A series of articles looking at the new rules regarding section 21 notices – applicable in England only – for tenancies created after 1 October 2015.
Prerequisites for serving a section 21 notice – Energy Performance Certificate
Section 21 having already been successfully used to penalise landlords who fail to comply properly with the deposit and HMO licensing regulations, new prerequisites have now been added to the list.
The first of these is the requirement to comply with section 6(5) of the Energy Performance of Buildings (England and Wales) Regulations 2012.
What is this?
The relevant person must ensure that a valid energy performance certificate has been given free of charge to the person who ultimately becomes the buyer or tenant.
Presumably the regulation will still be subject to the exceptions to the requirement which are set out in (5) and which include certain protected buildings, buildings intended to be used for less than four months of the year, etc.
The following points spring to mind:
What about HMOs?
Currently many HMO landlords do not serve an EPC on the basis that section 6(1) refers to a ‘building’ and an HMO room is not a ‘building’. However my understanding is that you do need to have an EPC for the building as a whole.
So presumably it is this EPC which will need to be given to the tenant – the EPC for the whole building.
What are your views on this? Do you agree? Or do you think HMOs are exempt altogether? *
What about late service?
Inevitably many landlords are not going to be serving the EPC at the start of the tenancy, either by mistake or because they are unaware of the new rules.
Will they have irrevocably have lost their chance to use section 21?
My reading is probably no, they will not, as the regulation simply says it should be given. It does not say when.
Admittedly it does refer to “the person who ultimately becomes the buyer or tenant” which could imply that it needs to be given before that person actually becomes the buyer or tenant.
But not necessarily.
However my advice to landlords is that you should take care to avoid such arguments by making sure that the EPC is served either before the tenancy agreement is signed or, at the latest, at the time it is signed.
Otherwise, you may face an argument at court. And even though you may win such an argument, all arguments at court are best avoided if you can, as they just create delay and expense.
The need for proof
Landlords (and their agents) will also need to take steps to ensure that service of these documents can be proved.
My advice would be to get the tenant to sign and date a copy of the EPC and retain this with their copy of the tenancy agreement. A receipted copy is one of the best ways of proving service.
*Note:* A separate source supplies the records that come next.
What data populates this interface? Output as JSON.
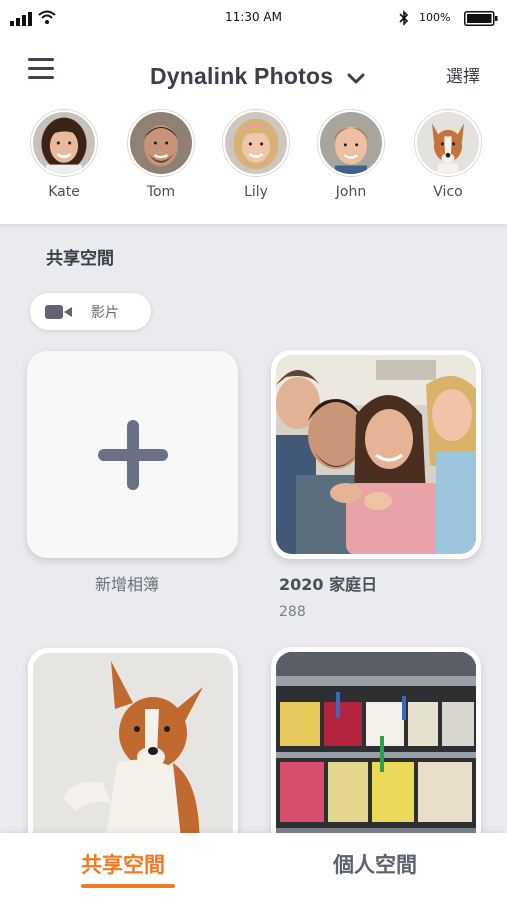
{
  "status_bar": {
    "time": "11:30 AM",
    "battery": "100%"
  },
  "header": {
    "title": "Dynalink Photos",
    "select_label": "選擇"
  },
  "people": [
    {
      "name": "Kate"
    },
    {
      "name": "Tom"
    },
    {
      "name": "Lily"
    },
    {
      "name": "John"
    },
    {
      "name": "Vico"
    }
  ],
  "section": {
    "title": "共享空間",
    "filter_chip": "影片"
  },
  "albums": [
    {
      "label": "新增相簿"
    },
    {
      "label": "2020 家庭日",
      "count": "288"
    }
  ],
  "bottom_nav": {
    "tabs": [
      {
        "label": "共享空間",
        "active": true
      },
      {
        "label": "個人空間",
        "active": false
      }
    ]
  },
  "colors": {
    "accent": "#f07a21",
    "text_dark": "#3b3f4a",
    "plus": "#6a7085",
    "background": "#e9ebee"
  },
  "icons": [
    "signal-icon",
    "wifi-icon",
    "bluetooth-icon",
    "battery-icon",
    "menu-icon",
    "chevron-down-icon",
    "video-camera-icon",
    "plus-icon"
  ]
}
However, uou need to have SOME form of proof otherwise, as sure as eggs is eggs, your tenants will claim that they have never had it. Which could prove fatal to your section 21 eviction claim.
If you are commenting can you please try to confine your comments to the EPC certificate issue – there will be other posts on the other points.
- It now looks as if HMOs are exempt from having to serve an EPC certificate